__Task to complete__. Please return the data word for word and leave out any picture it contains.

────────────────────

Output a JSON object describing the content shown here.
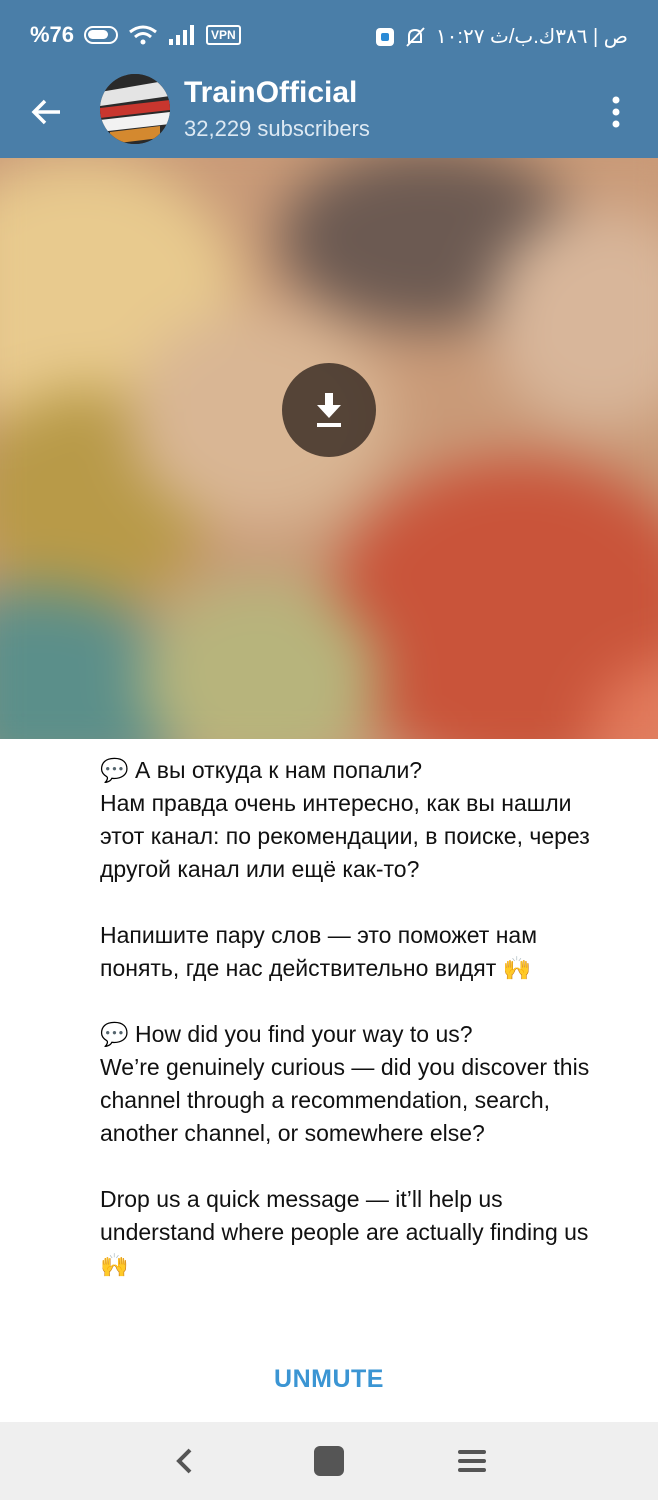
{
  "status_bar": {
    "battery_text": "%76",
    "vpn_label": "VPN",
    "time_text": "۱۰:۲۷ ص | ۳۸٦ك.ب/ث"
  },
  "header": {
    "channel_title": "TrainOfficial",
    "subscribers": "32,229 subscribers"
  },
  "message": {
    "paragraphs": [
      "💬 А вы откуда к нам попали?\nНам правда очень интересно, как вы нашли этот канал: по рекомендации, в поиске, через другой канал или ещё как-то?",
      "Напишите пару слов — это поможет нам понять, где нас действительно видят 🙌",
      "💬 How did you find your way to us?\nWe’re genuinely curious — did you discover this channel through a recommendation, search, another channel, or somewhere else?",
      "Drop us a quick message — it’ll help us understand where people are actually finding us 🙌"
    ]
  },
  "footer": {
    "unmute_label": "UNMUTE"
  },
  "icons": {
    "back": "arrow-left-icon",
    "menu": "more-vertical-icon",
    "download": "download-icon",
    "battery": "battery-icon",
    "wifi": "wifi-icon",
    "signal": "signal-icon",
    "mute": "bell-off-icon"
  },
  "colors": {
    "header_bg": "#4a7ea8",
    "accent": "#3b95d3",
    "navbar_bg": "#efefef"
  }
}
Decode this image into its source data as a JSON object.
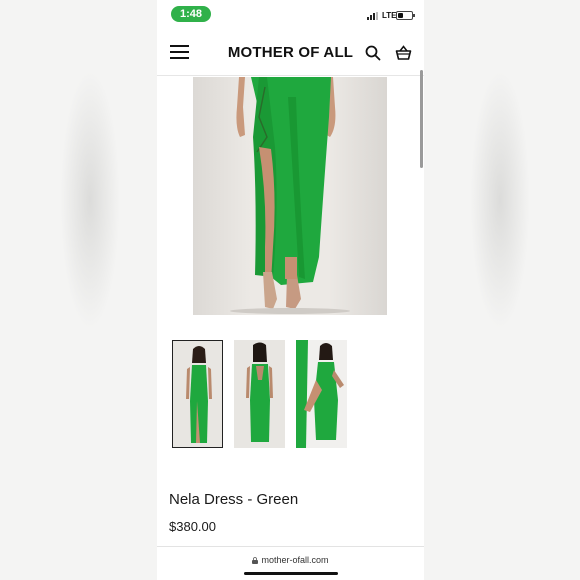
{
  "status_bar": {
    "time": "1:48",
    "network": "LTE",
    "battery_level": 0.3
  },
  "header": {
    "brand": "MOTHER OF ALL",
    "icons": [
      "menu-icon",
      "search-icon",
      "cart-icon"
    ]
  },
  "gallery": {
    "main_image": "green-dress-main-photo",
    "thumbnails": [
      "dress-front-thumbnail",
      "dress-back-thumbnail",
      "dress-side-thumbnail"
    ],
    "selected_index": 0
  },
  "product": {
    "name": "Nela Dress - Green",
    "price": "$380.00"
  },
  "browser": {
    "url": "mother-ofall.com"
  },
  "colors": {
    "accent": "#30b14a",
    "dress": "#1fa83e",
    "background": "#ffffff"
  }
}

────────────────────

__Solution for this exercise__.
Output a JSON object describing the content shown here.
{
  "status_bar": {
    "battery_text": "%76",
    "vpn_label": "VPN",
    "time_text": "۱۰:۲۷ ص | ۳۸٦ك.ب/ث"
  },
  "header": {
    "channel_title": "TrainOfficial",
    "subscribers": "32,229 subscribers"
  },
  "message": {
    "paragraphs": [
      "💬 А вы откуда к нам попали?\nНам правда очень интересно, как вы нашли этот канал: по рекомендации, в поиске, через другой канал или ещё как-то?",
      "Напишите пару слов — это поможет нам понять, где нас действительно видят 🙌",
      "💬 How did you find your way to us?\nWe’re genuinely curious — did you discover this channel through a recommendation, search, another channel, or somewhere else?",
      "Drop us a quick message — it’ll help us understand where people are actually finding us 🙌"
    ]
  },
  "footer": {
    "unmute_label": "UNMUTE"
  },
  "icons": {
    "back": "arrow-left-icon",
    "menu": "more-vertical-icon",
    "download": "download-icon",
    "battery": "battery-icon",
    "wifi": "wifi-icon",
    "signal": "signal-icon",
    "mute": "bell-off-icon"
  },
  "colors": {
    "header_bg": "#4a7ea8",
    "accent": "#3b95d3",
    "navbar_bg": "#efefef"
  }
}
Decode this image into its source data as a JSON object.
{
  "status_bar": {
    "time": "1:48",
    "network": "LTE",
    "battery_level": 0.3
  },
  "header": {
    "brand": "MOTHER OF ALL",
    "icons": [
      "menu-icon",
      "search-icon",
      "cart-icon"
    ]
  },
  "gallery": {
    "main_image": "green-dress-main-photo",
    "thumbnails": [
      "dress-front-thumbnail",
      "dress-back-thumbnail",
      "dress-side-thumbnail"
    ],
    "selected_index": 0
  },
  "product": {
    "name": "Nela Dress - Green",
    "price": "$380.00"
  },
  "browser": {
    "url": "mother-ofall.com"
  },
  "colors": {
    "accent": "#30b14a",
    "dress": "#1fa83e",
    "background": "#ffffff"
  }
}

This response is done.